Currently, all five long-term Indians starters (Masterson, Kluber, Kazmir, Jimenez and McAllister) have at least 12 starts with ERAs less than 4.20. The last time that happened in franchise history was 1969. Every single other American League team has turned this feat since at least 1976.

The Indians now have four starters (all but McAllister) with at least 100 innings pitched that average at least 8.0 K/9. No other team in American League history has ever had this feat. Both Boston and Detroit have three such pitchers in 2013, but only three times has an AL team finished with exactly three, including the 1964 Indians as led by Sam McDowell.

– Specifically, Justin Masterson had his 11th start of at least 5 innings with one run or less last night. He became just the sixth Indians pitcher to pull off that feat since 1975. The last five: Cliff Lee, 2008; CC Sabathia, 2006; CC Sabathia, 2005; Charles Nagy, 1992; Greg Swindell, 1989.

– Tonight’s starter, Ubaldo Jimenez, had his best start of the season in his last outing, as measured by Game Score (81). He worked eight shutout innings for the second time this year. It was officially his best start as a Cleveland Indian, surpassing his outing on June 1 (80). His last better outing per Game Score (84) was Oct. 2, 2010, with Colorado.

Overall, the Indians have allowed just 58 runs (seven unearned runs) in their last 21 games since July 7. Only eight other MLB teams have had better 21-game pitching stretches thus far in 2013.

[Related: Indians 6, White Sox 1: You can bring your green hat!!]

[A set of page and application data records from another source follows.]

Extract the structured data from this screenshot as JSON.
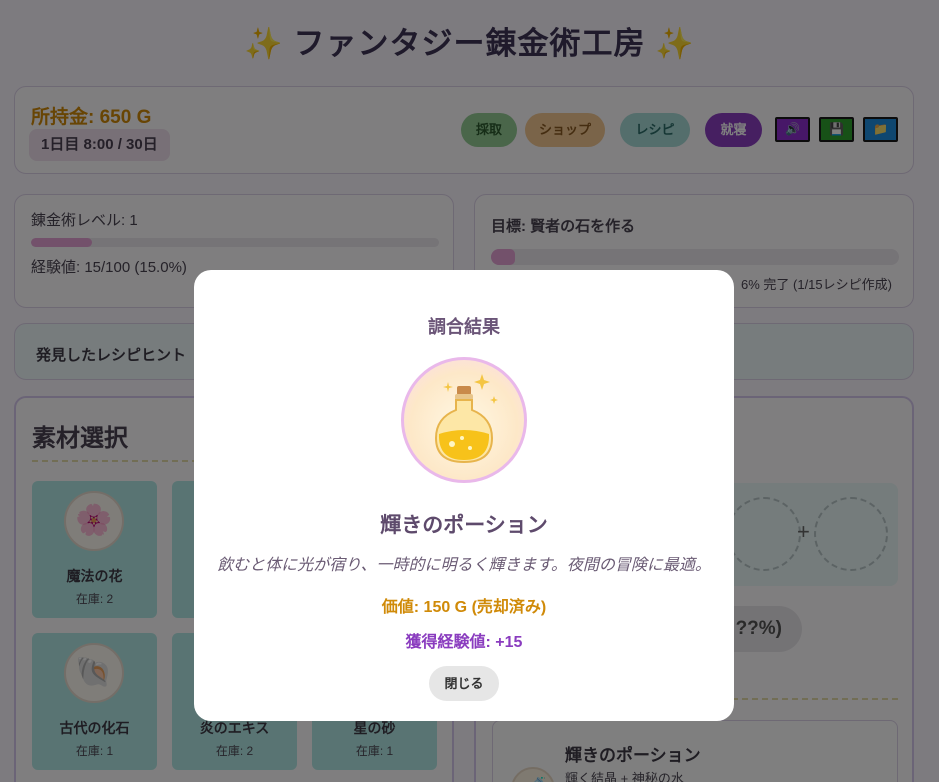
{
  "header": {
    "title": "ファンタジー錬金術工房",
    "sparkle": "✨"
  },
  "status": {
    "gold": "所持金: 650 G",
    "day": "1日目 8:00 / 30日"
  },
  "nav": {
    "gather": "採取",
    "shop": "ショップ",
    "recipe": "レシピ",
    "sleep": "就寝"
  },
  "toolbar": {
    "sound_icon": "speaker-icon",
    "save_icon": "floppy-disk-icon",
    "load_icon": "folder-icon",
    "sound_glyph": "🔊",
    "save_glyph": "💾",
    "load_glyph": "📁"
  },
  "level": {
    "label": "錬金術レベル: 1",
    "exp": "経験値: 15/100 (15.0%)",
    "exp_fraction": 0.15
  },
  "goal": {
    "label": "目標: 賢者の石を作る",
    "progress": "6% 完了 (1/15レシピ作成)",
    "progress_fraction": 0.06
  },
  "hints": {
    "label": "発見したレシピヒント"
  },
  "materials": {
    "heading": "素材選択",
    "items": [
      {
        "name": "魔法の花",
        "stock": "在庫: 2",
        "glyph": "🌸"
      },
      {
        "name": "",
        "stock": "",
        "glyph": ""
      },
      {
        "name": "古代の化石",
        "stock": "在庫: 1",
        "glyph": "🐚"
      },
      {
        "name": "炎のエキス",
        "stock": "在庫: 2",
        "glyph": ""
      },
      {
        "name": "星の砂",
        "stock": "在庫: 1",
        "glyph": ""
      }
    ]
  },
  "mixing": {
    "plus": "+",
    "rate": "??%)"
  },
  "recipe_card": {
    "name": "輝きのポーション",
    "ingredients": "輝く結晶 + 神秘の水",
    "glyph": "🧪"
  },
  "modal": {
    "title": "調合結果",
    "potion_name": "輝きのポーション",
    "description": "飲むと体に光が宿り、一時的に明るく輝きます。夜間の冒険に最適。",
    "value": "価値: 150 G (売却済み)",
    "exp": "獲得経験値: +15",
    "close": "閉じる"
  },
  "colors": {
    "accent": "#8c3fc3",
    "gold": "#d08a08",
    "exp_bar": "#e7a3d6",
    "material_card": "#b3e9e6"
  }
}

Mariners 4 Indians 3: Poor fundamentals do Tribe in….again

Zack McAllisterI stayed up for that? Stop me if you have heard this one before.

The Indians handed a game away they should of won because of poor defense and a lack of clutch hitting. You can throw in bad base running to this 4-3 loss to Seattle as the Tribe can’t seem to get out of their own way since the All-Star break.

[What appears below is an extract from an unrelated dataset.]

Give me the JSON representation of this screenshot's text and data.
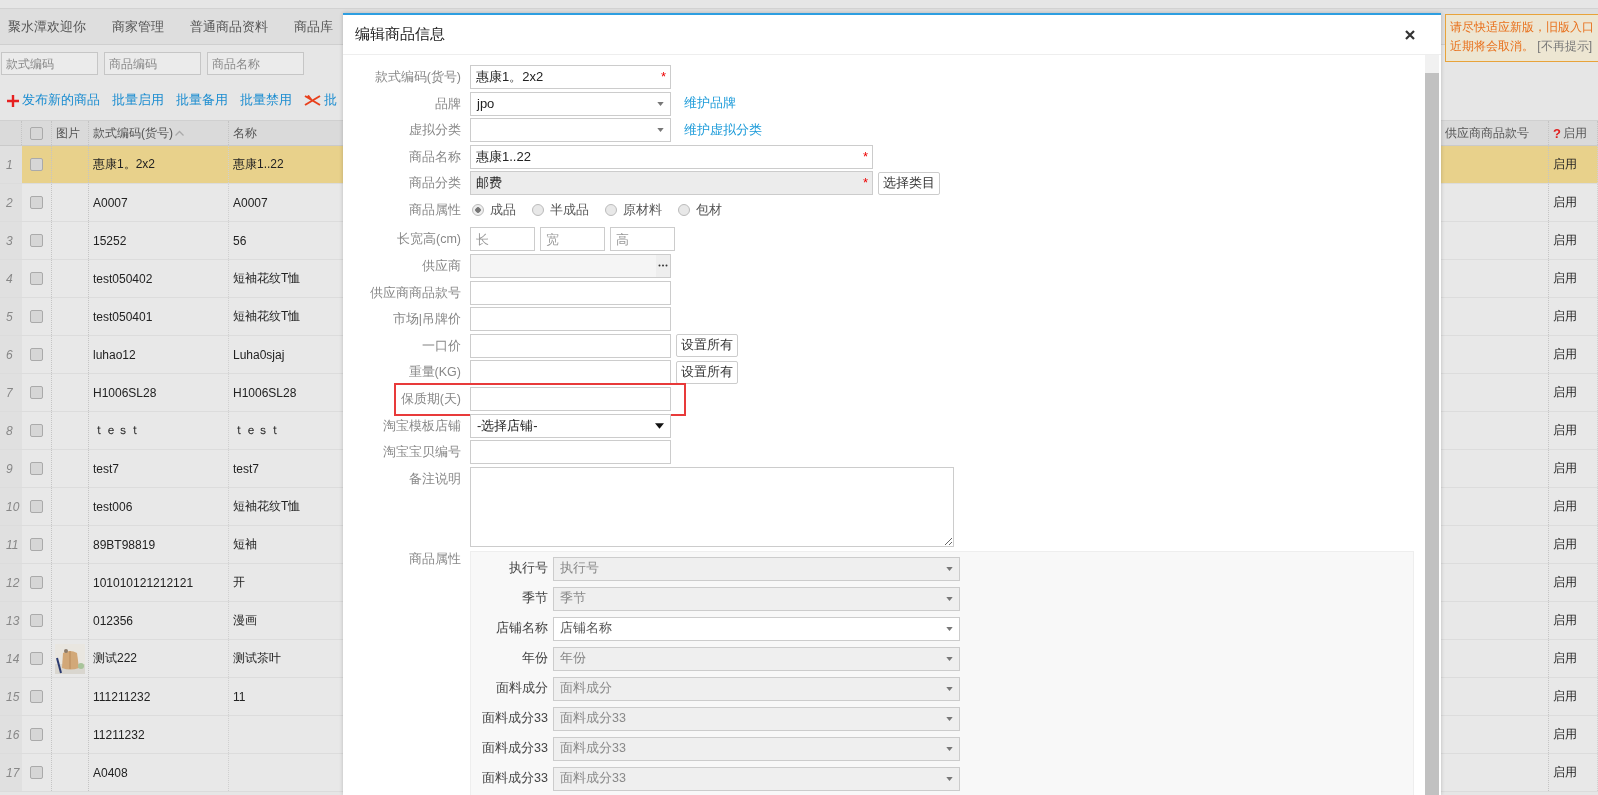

Lets change course and start in the ninth inning, with the Indians down one. Much maligned Mark Reynolds broke a 3-42 slump with a leadoff single against closer Tom Wilhelmsen. He was immediately replaced by pinch runner Drew Stubbs. Lonnie Chisenhall, another one the Tribe’s current question marks, did not bunt, but instead came through with a single right up the middle. The speedy Stubbs advanced to third and the Indians looked like at a minimum, they would tie things up. Mike Aviles came on to run for Chisenhall. Yan Gomes, already with two hits, hit a ground ball to Kyle Seager at third. He looked Stubbs back to third and threw across to second to get Aviles. The problem was for some odd reason, Stubbs took off for home and then completely stopped halfway down the line. He was eventually tagged out, killing the Indians comeback attempt right there. [Read more...]